:: Dataset content

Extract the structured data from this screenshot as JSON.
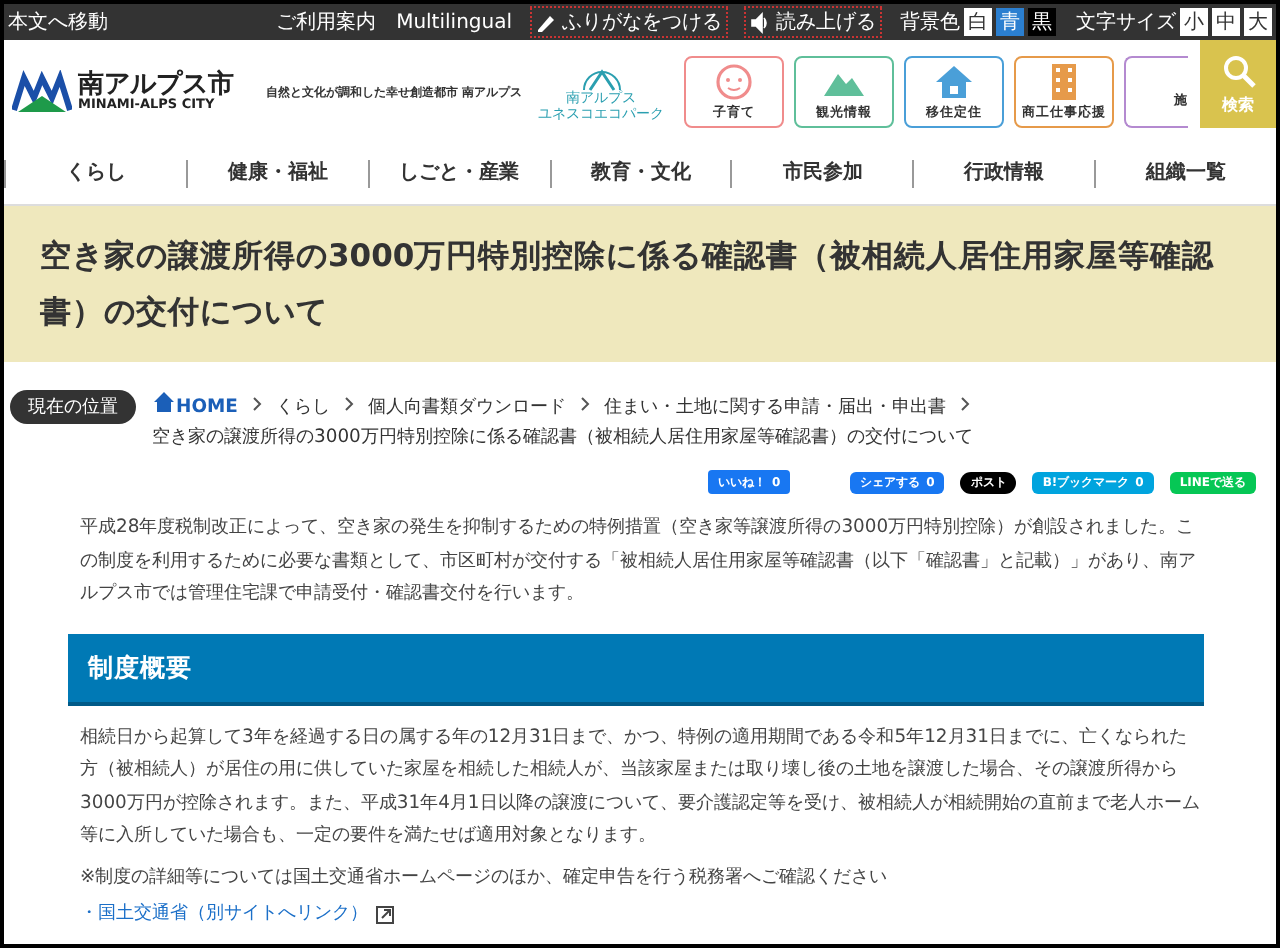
{
  "top_bar": {
    "skip_link": "本文へ移動",
    "links": [
      "ご利用案内",
      "Multilingual"
    ],
    "furigana": "ふりがなをつける",
    "read_aloud": "読み上げる",
    "bg_label": "背景色",
    "bg_options": [
      {
        "label": "白",
        "color": "#ffffff"
      },
      {
        "label": "青",
        "color": "#2b7fd0"
      },
      {
        "label": "黒",
        "color": "#000000"
      }
    ],
    "size_label": "文字サイズ",
    "size_options": [
      "小",
      "中",
      "大"
    ]
  },
  "header": {
    "logo_name": "南アルプス市",
    "logo_sub": "MINAMI-ALPS CITY",
    "tagline": "自然と文化が調和した幸せ創造都市 南アルプス",
    "eco_logo": [
      "南アルプス",
      "ユネスコエコパーク"
    ],
    "tiles": [
      {
        "label": "子育て",
        "kind": "face",
        "color": "#f08c8c"
      },
      {
        "label": "観光情報",
        "kind": "mountain",
        "color": "#5fbf9a"
      },
      {
        "label": "移住定住",
        "kind": "house",
        "color": "#4a9fd8"
      },
      {
        "label": "商工仕事応援",
        "kind": "building",
        "color": "#e69a4a"
      },
      {
        "label": "施",
        "kind": "none",
        "color": "#b48ad0"
      }
    ],
    "search_button": "検索"
  },
  "nav": [
    "くらし",
    "健康・福祉",
    "しごと・産業",
    "教育・文化",
    "市民参加",
    "行政情報",
    "組織一覧"
  ],
  "page_title": "空き家の譲渡所得の3000万円特別控除に係る確認書（被相続人居住用家屋等確認書）の交付について",
  "breadcrumb": {
    "label": "現在の位置",
    "home": "HOME",
    "items": [
      "くらし",
      "個人向書類ダウンロード",
      "住まい・土地に関する申請・届出・申出書"
    ],
    "current": "空き家の譲渡所得の3000万円特別控除に係る確認書（被相続人居住用家屋等確認書）の交付について"
  },
  "share": [
    {
      "kind": "like",
      "label": "いいね！",
      "count": "0"
    },
    {
      "kind": "facebook",
      "label": "シェアする",
      "count": "0"
    },
    {
      "kind": "x",
      "label": "ポスト"
    },
    {
      "kind": "hatena",
      "label": "B!ブックマーク",
      "count": "0"
    },
    {
      "kind": "line",
      "label": "LINEで送る"
    }
  ],
  "intro": "平成28年度税制改正によって、空き家の発生を抑制するための特例措置（空き家等譲渡所得の3000万円特別控除）が創設されました。この制度を利用するために必要な書類として、市区町村が交付する「被相続人居住用家屋等確認書（以下「確認書」と記載）」があり、南アルプス市では管理住宅課で申請受付・確認書交付を行います。",
  "section": {
    "heading": "制度概要",
    "body": "相続日から起算して3年を経過する日の属する年の12月31日まで、かつ、特例の適用期間である令和5年12月31日までに、亡くなられた方（被相続人）が居住の用に供していた家屋を相続した相続人が、当該家屋または取り壊し後の土地を譲渡した場合、その譲渡所得から3000万円が控除されます。また、平成31年4月1日以降の譲渡について、要介護認定等を受け、被相続人が相続開始の直前まで老人ホーム等に入所していた場合も、一定の要件を満たせば適用対象となります。",
    "note": "※制度の詳細等については国土交通省ホームページのほか、確定申告を行う税務署へご確認ください",
    "link": "・国土交通省（別サイトへリンク）"
  }
}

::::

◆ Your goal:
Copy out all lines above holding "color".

◆ Expected output:
        "color": "#ffffff"
        "color": "#2b7fd0"
        "color": "#000000"
        "color": "#f08c8c"
        "color": "#5fbf9a"
        "color": "#4a9fd8"
        "color": "#e69a4a"
        "color": "#b48ad0"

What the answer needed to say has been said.